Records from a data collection
>>>>

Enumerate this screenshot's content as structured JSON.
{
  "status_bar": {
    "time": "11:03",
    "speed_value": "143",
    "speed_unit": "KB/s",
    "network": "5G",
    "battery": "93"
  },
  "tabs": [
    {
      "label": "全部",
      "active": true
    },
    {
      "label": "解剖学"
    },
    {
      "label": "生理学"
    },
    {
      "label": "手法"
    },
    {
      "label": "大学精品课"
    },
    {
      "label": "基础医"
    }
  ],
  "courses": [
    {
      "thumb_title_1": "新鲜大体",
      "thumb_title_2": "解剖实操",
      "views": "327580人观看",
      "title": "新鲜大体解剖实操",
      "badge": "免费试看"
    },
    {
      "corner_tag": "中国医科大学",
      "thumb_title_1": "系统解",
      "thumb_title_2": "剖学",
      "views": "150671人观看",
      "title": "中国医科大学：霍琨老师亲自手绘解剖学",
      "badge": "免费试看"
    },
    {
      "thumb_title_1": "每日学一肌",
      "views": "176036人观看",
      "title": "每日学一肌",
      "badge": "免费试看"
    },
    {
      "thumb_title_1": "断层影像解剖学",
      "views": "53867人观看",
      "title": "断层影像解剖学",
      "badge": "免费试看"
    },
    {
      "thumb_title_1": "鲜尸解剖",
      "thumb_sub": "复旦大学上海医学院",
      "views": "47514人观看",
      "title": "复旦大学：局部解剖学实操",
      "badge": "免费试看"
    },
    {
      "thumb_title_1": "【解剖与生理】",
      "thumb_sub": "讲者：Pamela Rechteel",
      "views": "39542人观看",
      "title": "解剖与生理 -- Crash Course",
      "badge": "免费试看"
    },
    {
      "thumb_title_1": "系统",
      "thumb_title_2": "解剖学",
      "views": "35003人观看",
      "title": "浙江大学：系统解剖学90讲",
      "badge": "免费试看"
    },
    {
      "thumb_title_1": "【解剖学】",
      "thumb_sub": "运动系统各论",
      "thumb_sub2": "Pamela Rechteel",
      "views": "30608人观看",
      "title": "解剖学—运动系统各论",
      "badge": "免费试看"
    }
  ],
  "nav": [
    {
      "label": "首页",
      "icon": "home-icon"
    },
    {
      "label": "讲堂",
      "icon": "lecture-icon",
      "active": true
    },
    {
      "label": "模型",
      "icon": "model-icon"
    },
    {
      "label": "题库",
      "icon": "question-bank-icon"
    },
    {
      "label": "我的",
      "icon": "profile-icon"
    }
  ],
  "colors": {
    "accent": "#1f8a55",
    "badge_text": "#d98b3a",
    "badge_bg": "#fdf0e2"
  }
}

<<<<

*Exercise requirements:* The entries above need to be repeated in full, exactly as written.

*Expected answer:*
Enumerate this screenshot's content as structured JSON.
{
  "status_bar": {
    "time": "11:03",
    "speed_value": "143",
    "speed_unit": "KB/s",
    "network": "5G",
    "battery": "93"
  },
  "tabs": [
    {
      "label": "全部",
      "active": true
    },
    {
      "label": "解剖学"
    },
    {
      "label": "生理学"
    },
    {
      "label": "手法"
    },
    {
      "label": "大学精品课"
    },
    {
      "label": "基础医"
    }
  ],
  "courses": [
    {
      "thumb_title_1": "新鲜大体",
      "thumb_title_2": "解剖实操",
      "views": "327580人观看",
      "title": "新鲜大体解剖实操",
      "badge": "免费试看"
    },
    {
      "corner_tag": "中国医科大学",
      "thumb_title_1": "系统解",
      "thumb_title_2": "剖学",
      "views": "150671人观看",
      "title": "中国医科大学：霍琨老师亲自手绘解剖学",
      "badge": "免费试看"
    },
    {
      "thumb_title_1": "每日学一肌",
      "views": "176036人观看",
      "title": "每日学一肌",
      "badge": "免费试看"
    },
    {
      "thumb_title_1": "断层影像解剖学",
      "views": "53867人观看",
      "title": "断层影像解剖学",
      "badge": "免费试看"
    },
    {
      "thumb_title_1": "鲜尸解剖",
      "thumb_sub": "复旦大学上海医学院",
      "views": "47514人观看",
      "title": "复旦大学：局部解剖学实操",
      "badge": "免费试看"
    },
    {
      "thumb_title_1": "【解剖与生理】",
      "thumb_sub": "讲者：Pamela Rechteel",
      "views": "39542人观看",
      "title": "解剖与生理 -- Crash Course",
      "badge": "免费试看"
    },
    {
      "thumb_title_1": "系统",
      "thumb_title_2": "解剖学",
      "views": "35003人观看",
      "title": "浙江大学：系统解剖学90讲",
      "badge": "免费试看"
    },
    {
      "thumb_title_1": "【解剖学】",
      "thumb_sub": "运动系统各论",
      "thumb_sub2": "Pamela Rechteel",
      "views": "30608人观看",
      "title": "解剖学—运动系统各论",
      "badge": "免费试看"
    }
  ],
  "nav": [
    {
      "label": "首页",
      "icon": "home-icon"
    },
    {
      "label": "讲堂",
      "icon": "lecture-icon",
      "active": true
    },
    {
      "label": "模型",
      "icon": "model-icon"
    },
    {
      "label": "题库",
      "icon": "question-bank-icon"
    },
    {
      "label": "我的",
      "icon": "profile-icon"
    }
  ],
  "colors": {
    "accent": "#1f8a55",
    "badge_text": "#d98b3a",
    "badge_bg": "#fdf0e2"
  }
}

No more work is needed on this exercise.